To mortify the flesh is to more fully realize the deception of the flesh by killing it through suffering. God loves us and wants us to be happy. Happy does not mean comfortable per se. Happy means to abide in Him and He in us. Happy does not mean your fantasy football team is winning for example that is a deception of the flesh.
The way I see it is that it isn
t that the world around us is inherently bad, or that the body is evil. This is a fallen world, and there is a sense that the church teaches that the body is fallen, and we are drawn to evil. But I think this weakness has more to do with our will than with the world around us. When we fast, it isnt so much about how much you can harm your body, or cause it pain. It has more to do with denying your will. Saying
No to yourself, in order to server and love God better.

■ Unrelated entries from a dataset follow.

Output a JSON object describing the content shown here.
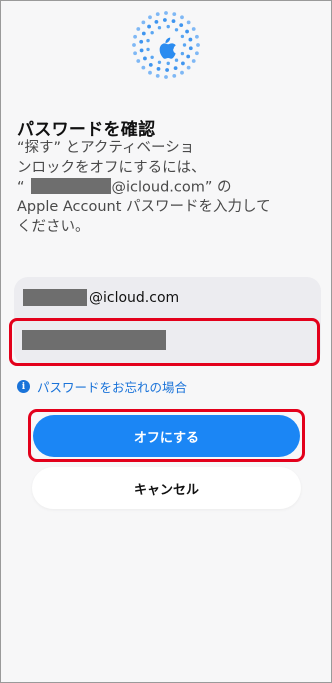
{
  "dialog": {
    "icon": "apple-logo-icon",
    "title": "パスワードを確認",
    "description_lines": [
      "“探す” とアクティベーショ",
      "ンロックをオフにするには、",
      "@icloud.com” の",
      "Apple Account パスワードを入力して",
      "ください。"
    ],
    "description_quote_open": "“"
  },
  "form": {
    "account_suffix": "@icloud.com",
    "forgot_password_link": "パスワードをお忘れの場合",
    "info_icon": "info-icon"
  },
  "actions": {
    "turn_off_label": "オフにする",
    "cancel_label": "キャンセル"
  },
  "colors": {
    "accent_blue": "#1b86f5",
    "link_blue": "#1a73d9",
    "highlight_red": "#e3001b",
    "redaction_gray": "#6e6e6e"
  }
}
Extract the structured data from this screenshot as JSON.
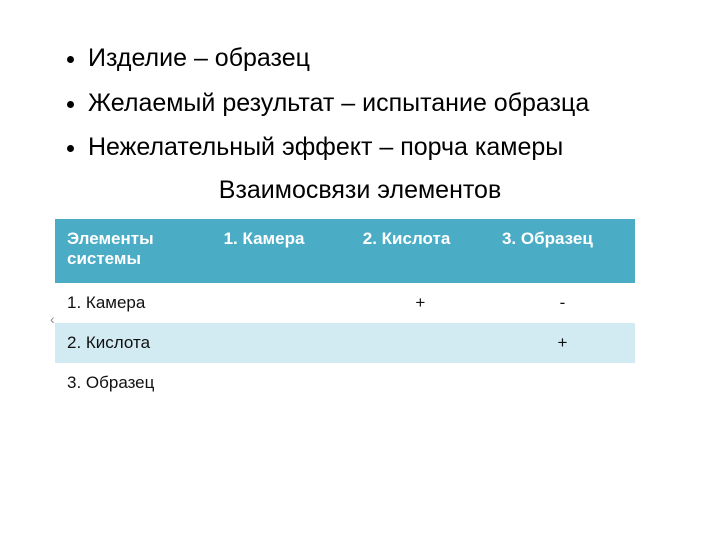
{
  "bullets": [
    "Изделие – образец",
    "Желаемый результат – испытание образца",
    "Нежелательный эффект – порча камеры"
  ],
  "subtitle": "Взаимосвязи элементов",
  "chevron": "‹",
  "table": {
    "headers": [
      "Элементы системы",
      "1. Камера",
      "2. Кислота",
      "3. Образец"
    ],
    "rows": [
      {
        "label": "Камера",
        "prefix": "1.",
        "cells": [
          "",
          "+",
          "-"
        ]
      },
      {
        "label": "2. Кислота",
        "prefix": "",
        "cells": [
          "",
          "",
          "+"
        ]
      },
      {
        "label": "3. Образец",
        "prefix": "",
        "cells": [
          "",
          "",
          ""
        ]
      }
    ]
  },
  "chart_data": {
    "type": "table",
    "title": "Взаимосвязи элементов",
    "columns": [
      "Элементы системы",
      "1. Камера",
      "2. Кислота",
      "3. Образец"
    ],
    "rows": [
      [
        "1. Камера",
        "",
        "+",
        "-"
      ],
      [
        "2. Кислота",
        "",
        "",
        "+"
      ],
      [
        "3. Образец",
        "",
        "",
        ""
      ]
    ]
  }
}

God is not a sadist. He does not enjoy or command us to inflict pain on ourselves. But he does want us to love him above all other desires. Now when you think about that, and what that actually means in practice, then you have a good idea of what God means in practice. kingston1
s example is a good one. You deny yourself something good - football - in order to obey the Lords command to love him above all things.
The key reason is that we were made in the image and likeness of God. Therefore the purpose of our very nature is union with God. To love God. When we put other loves ahead of the love of God, we do violence to our very nature. The very purpose for which we were created. And sin enters into the world.
The first book of St. John of the Cross
s Ascent to Mount Carmel is a good one for understanding this - although he brings in concepts from Aquinas that require that you have a philosophical background to understand what he is saying. Also St. Theresa of Avilas Interior Castle - the first and second mansion.
Wow. Isnt this a mental health issue? :shrug:
No, it’s an issue of penance and reparation, as well as keeping the spirit as ruling the body, rather letting the body rule the spirit.
'Therefore, brethren, we are debtors, not to the flesh, to live according to the flesh.
For if you live according to the flesh, you shall die: but if by the Spirit you mortify the deeds of the flesh, you shall live.’
'Exterior mortification is the conquering of the sensual appetites.
Worldlings call the saints cruel, because they deny their bodies all sensual gratifications, and afflict themselves with hair-shirts, disciplines and penances.
But St. Bernard says that those are much more cruel towards themselves, who for the sake of the momentary pleasures of this world, condemn themselves to the eternal torments of the next. Others say that the body should be denied all forbidden pleasure, but despise exterior mortifications, saying that interior mortification alone is necessary, that is, the mortification of the will. Yes, it is in the first place necessary to mortify the will, but it is also necessary to mortify the flesh; because if the flesh be not mortified, it will have great difficulty in being obedient to God.
St. John of the Cross says, that he who teaches that exterior mortification is not necessary is not to be believed, although he should perform miracles. ’
St. Alphonsus Maria de Liguori